• _Website and app data records_:
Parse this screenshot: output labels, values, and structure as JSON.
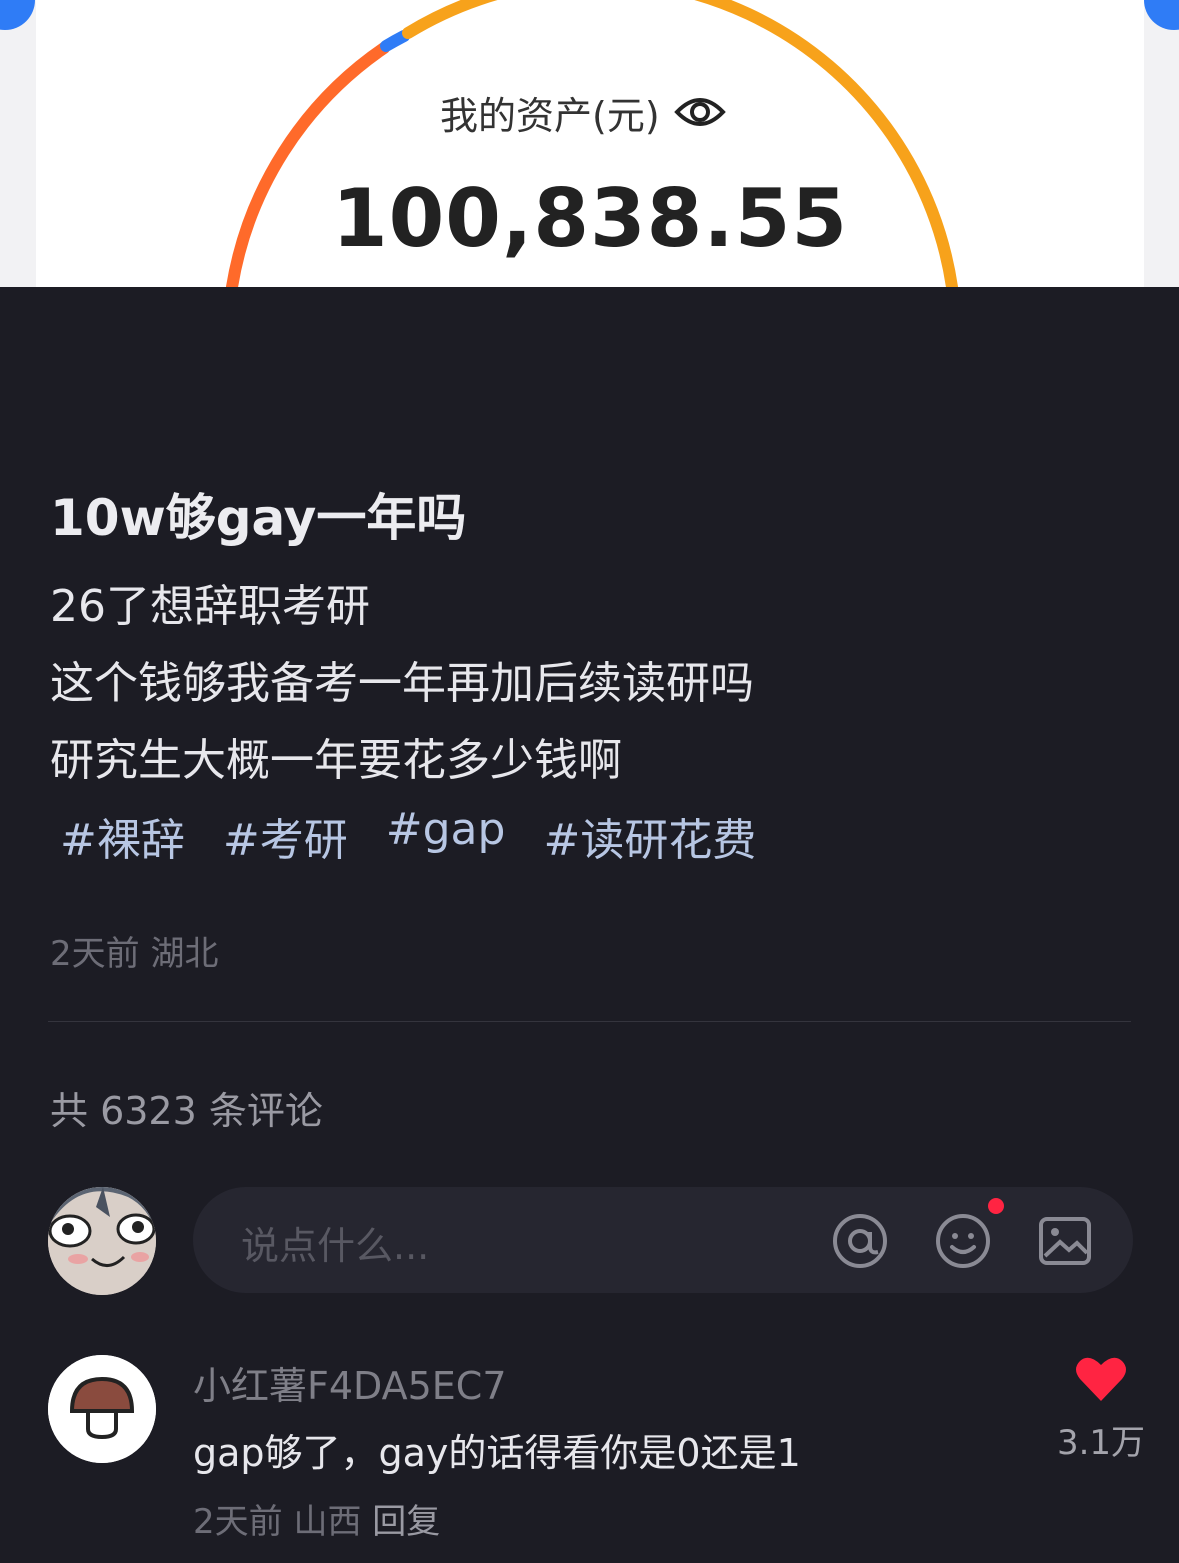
{
  "asset_screenshot": {
    "label": "我的资产(元)",
    "amount": "100,838.55",
    "ring_colors": [
      "#ff6a2a",
      "#f7a21b",
      "#2f7cf6"
    ]
  },
  "post": {
    "title": "10w够gay一年吗",
    "body_lines": [
      "26了想辞职考研",
      "这个钱够我备考一年再加后续读研吗",
      "研究生大概一年要花多少钱啊"
    ],
    "tags": [
      "#裸辞",
      "#考研",
      "#gap",
      "#读研花费"
    ],
    "time": "2天前",
    "location": "湖北"
  },
  "comments_header": {
    "count_text": "共 6323 条评论"
  },
  "comment_input": {
    "placeholder": "说点什么...",
    "icons": [
      "at-icon",
      "emoji-icon",
      "image-icon"
    ],
    "notification_color": "#ff2442"
  },
  "comments": [
    {
      "user": "小红薯F4DA5EC7",
      "text": "gap够了，gay的话得看你是0还是1",
      "time": "2天前",
      "location": "山西",
      "reply_label": "回复",
      "likes": "3.1万",
      "like_color": "#ff2442"
    }
  ]
}
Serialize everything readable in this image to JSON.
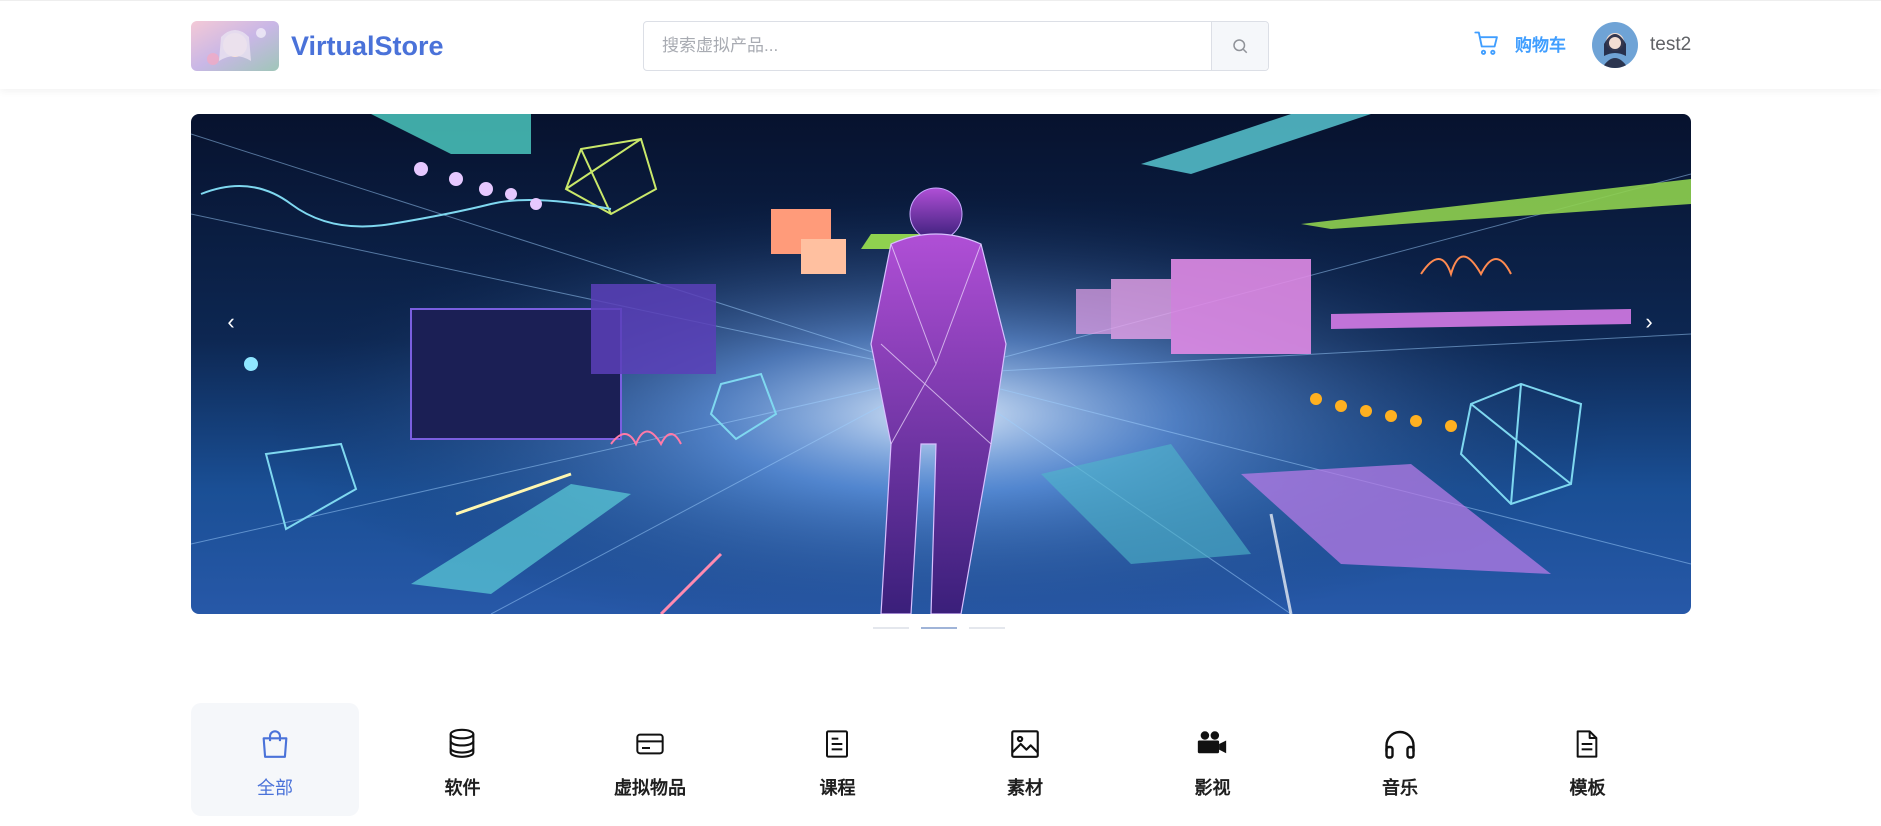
{
  "header": {
    "brand": "VirtualStore",
    "search_placeholder": "搜索虚拟产品...",
    "cart_label": "购物车",
    "username": "test2"
  },
  "banner": {
    "prev_arrow": "‹",
    "next_arrow": "›",
    "slide_count": 3,
    "active_slide": 2
  },
  "categories": [
    {
      "label": "全部",
      "icon": "shopping-bag-icon",
      "active": true
    },
    {
      "label": "软件",
      "icon": "database-icon",
      "active": false
    },
    {
      "label": "虚拟物品",
      "icon": "credit-card-icon",
      "active": false
    },
    {
      "label": "课程",
      "icon": "document-icon",
      "active": false
    },
    {
      "label": "素材",
      "icon": "image-icon",
      "active": false
    },
    {
      "label": "影视",
      "icon": "video-camera-icon",
      "active": false
    },
    {
      "label": "音乐",
      "icon": "headphones-icon",
      "active": false
    },
    {
      "label": "模板",
      "icon": "template-icon",
      "active": false
    }
  ],
  "colors": {
    "accent": "#4a72d9",
    "link": "#409eff"
  }
}
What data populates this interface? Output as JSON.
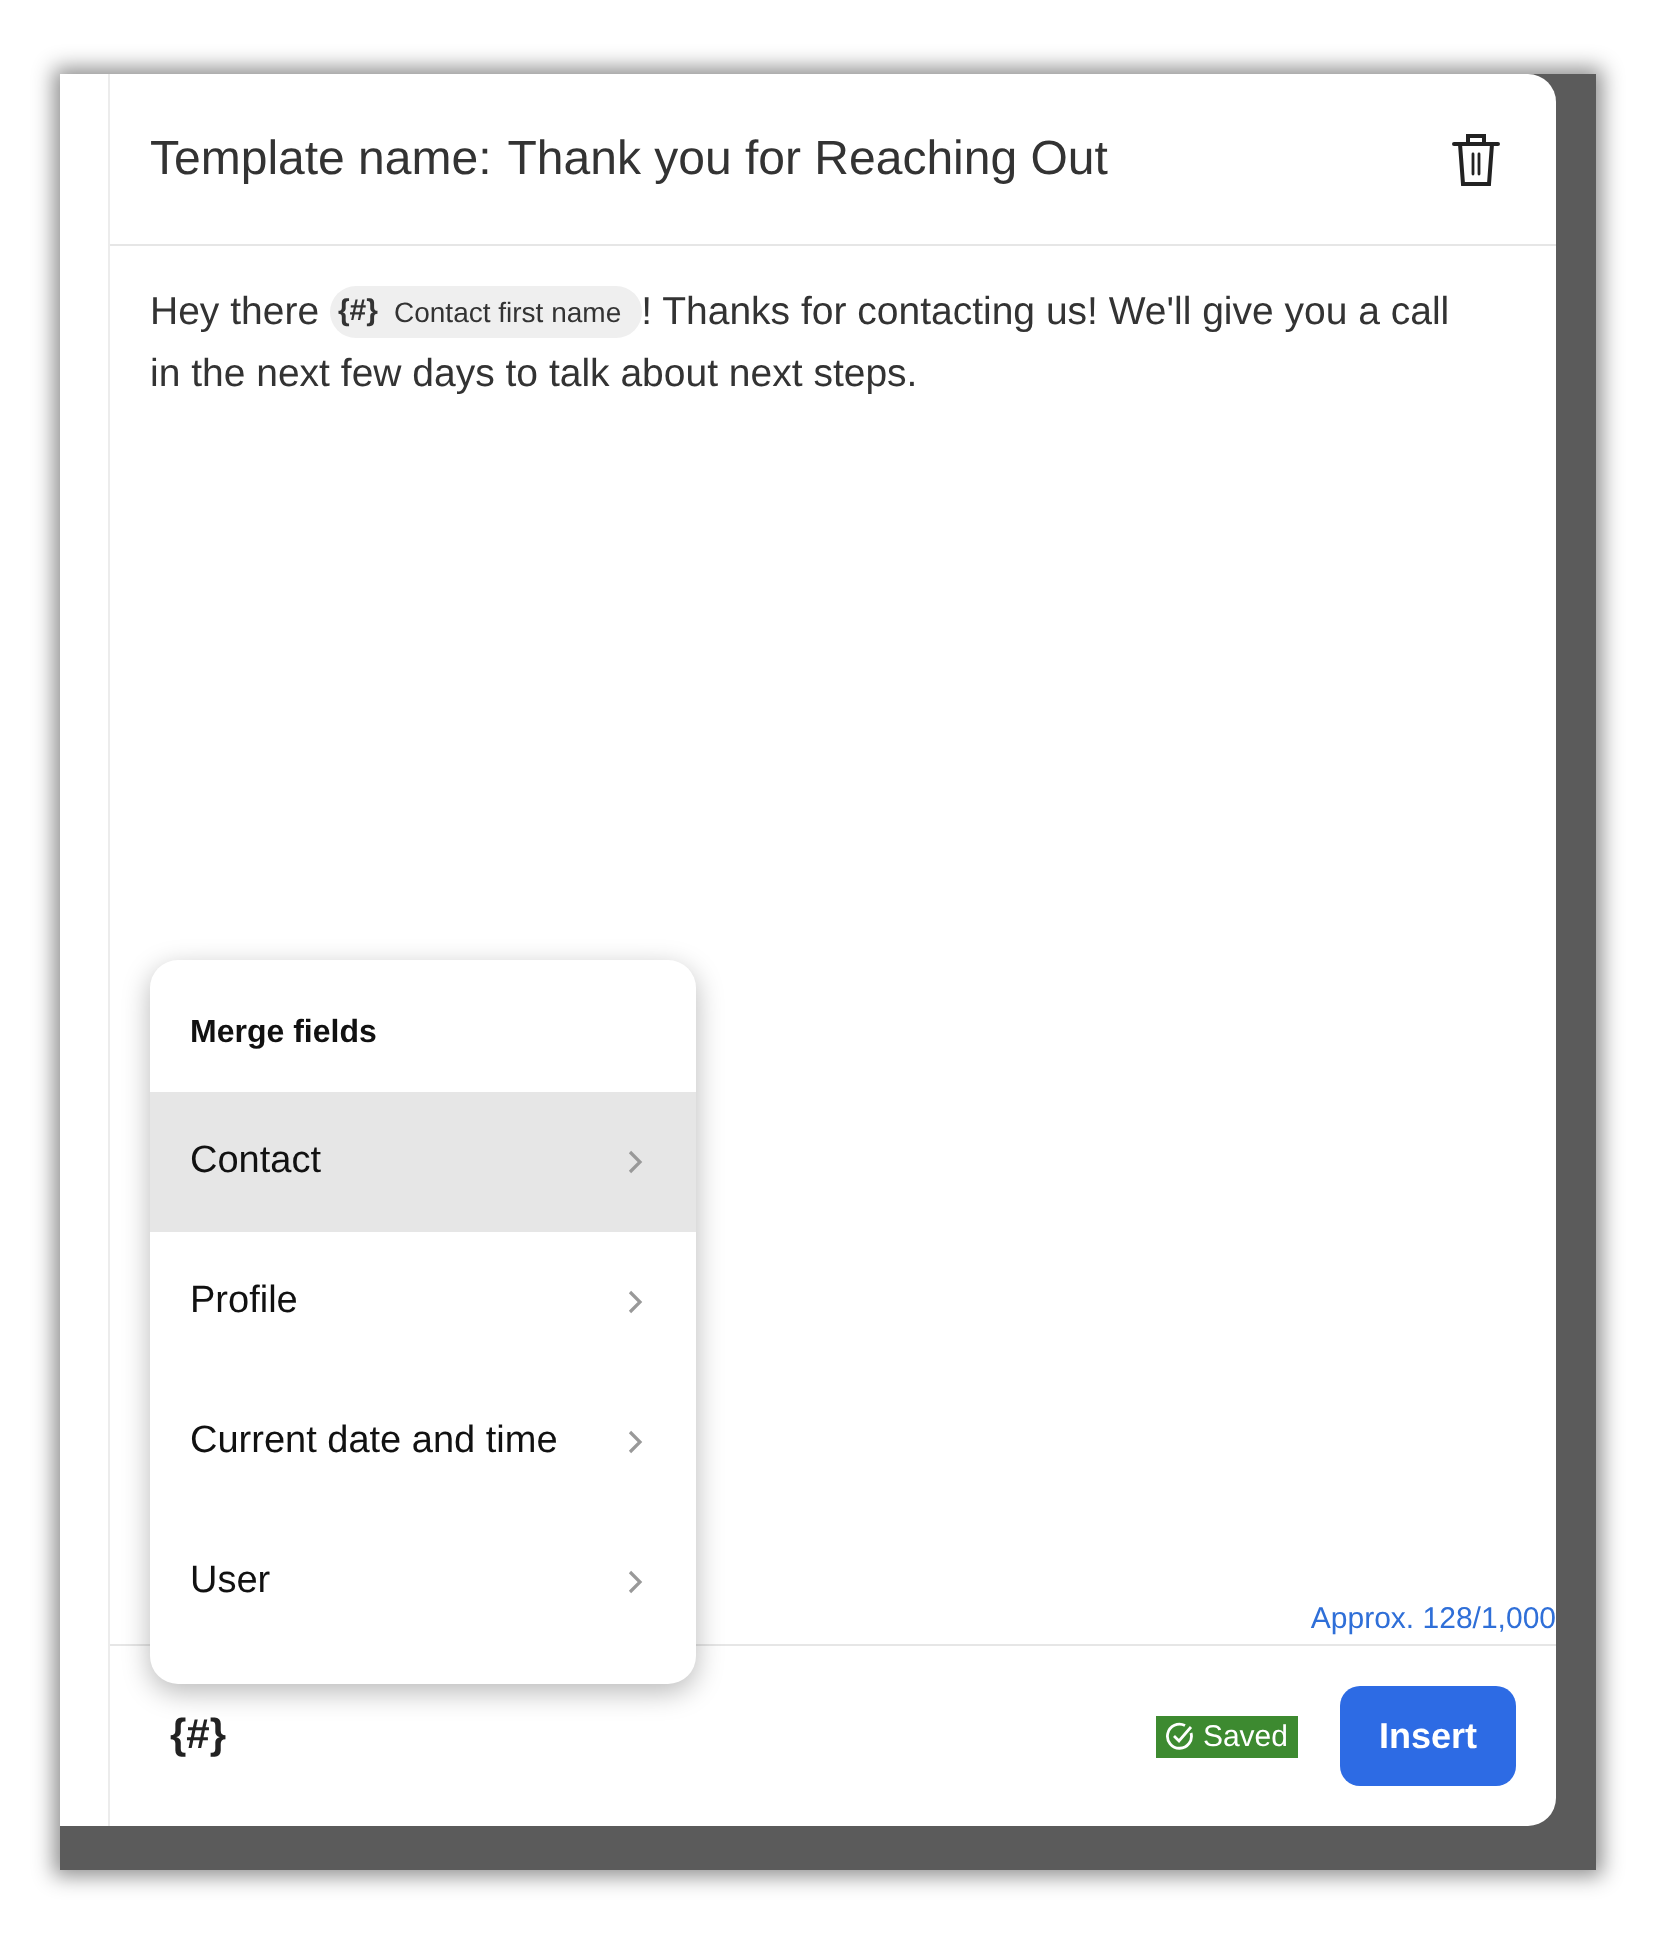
{
  "dialog": {
    "title_label": "Template name:",
    "title_value": "Thank you for Reaching Out",
    "message": {
      "before": "Hey there ",
      "chip": {
        "icon": "{#}",
        "label": "Contact first name"
      },
      "after": "! Thanks for contacting us! We'll give you a call in the next few days to talk about next steps."
    },
    "counter": "Approx. 128/1,000",
    "merge_menu": {
      "title": "Merge fields",
      "items": [
        {
          "label": "Contact",
          "selected": true
        },
        {
          "label": "Profile",
          "selected": false
        },
        {
          "label": "Current date and time",
          "selected": false
        },
        {
          "label": "User",
          "selected": false
        }
      ]
    },
    "footer": {
      "merge_button": "{#}",
      "status": "Saved",
      "insert_button": "Insert"
    }
  }
}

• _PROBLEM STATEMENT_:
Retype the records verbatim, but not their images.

• _REPLY_:
Parse this screenshot: output labels, values, and structure as JSON.
{
  "asset_screenshot": {
    "label": "我的资产(元)",
    "amount": "100,838.55",
    "ring_colors": [
      "#ff6a2a",
      "#f7a21b",
      "#2f7cf6"
    ]
  },
  "post": {
    "title": "10w够gay一年吗",
    "body_lines": [
      "26了想辞职考研",
      "这个钱够我备考一年再加后续读研吗",
      "研究生大概一年要花多少钱啊"
    ],
    "tags": [
      "#裸辞",
      "#考研",
      "#gap",
      "#读研花费"
    ],
    "time": "2天前",
    "location": "湖北"
  },
  "comments_header": {
    "count_text": "共 6323 条评论"
  },
  "comment_input": {
    "placeholder": "说点什么...",
    "icons": [
      "at-icon",
      "emoji-icon",
      "image-icon"
    ],
    "notification_color": "#ff2442"
  },
  "comments": [
    {
      "user": "小红薯F4DA5EC7",
      "text": "gap够了，gay的话得看你是0还是1",
      "time": "2天前",
      "location": "山西",
      "reply_label": "回复",
      "likes": "3.1万",
      "like_color": "#ff2442"
    }
  ]
}
Serialize everything readable in this image to JSON.
{
  "header": {
    "brand": "VirtualStore",
    "search_placeholder": "搜索虚拟产品...",
    "cart_label": "购物车",
    "username": "test2"
  },
  "banner": {
    "prev_arrow": "‹",
    "next_arrow": "›",
    "slide_count": 3,
    "active_slide": 2
  },
  "categories": [
    {
      "label": "全部",
      "icon": "shopping-bag-icon",
      "active": true
    },
    {
      "label": "软件",
      "icon": "database-icon",
      "active": false
    },
    {
      "label": "虚拟物品",
      "icon": "credit-card-icon",
      "active": false
    },
    {
      "label": "课程",
      "icon": "document-icon",
      "active": false
    },
    {
      "label": "素材",
      "icon": "image-icon",
      "active": false
    },
    {
      "label": "影视",
      "icon": "video-camera-icon",
      "active": false
    },
    {
      "label": "音乐",
      "icon": "headphones-icon",
      "active": false
    },
    {
      "label": "模板",
      "icon": "template-icon",
      "active": false
    }
  ],
  "colors": {
    "accent": "#4a72d9",
    "link": "#409eff"
  }
}
What data populates this interface? Output as JSON.
{
  "dialog": {
    "title_label": "Template name:",
    "title_value": "Thank you for Reaching Out",
    "message": {
      "before": "Hey there ",
      "chip": {
        "icon": "{#}",
        "label": "Contact first name"
      },
      "after": "! Thanks for contacting us! We'll give you a call in the next few days to talk about next steps."
    },
    "counter": "Approx. 128/1,000",
    "merge_menu": {
      "title": "Merge fields",
      "items": [
        {
          "label": "Contact",
          "selected": true
        },
        {
          "label": "Profile",
          "selected": false
        },
        {
          "label": "Current date and time",
          "selected": false
        },
        {
          "label": "User",
          "selected": false
        }
      ]
    },
    "footer": {
      "merge_button": "{#}",
      "status": "Saved",
      "insert_button": "Insert"
    }
  }
}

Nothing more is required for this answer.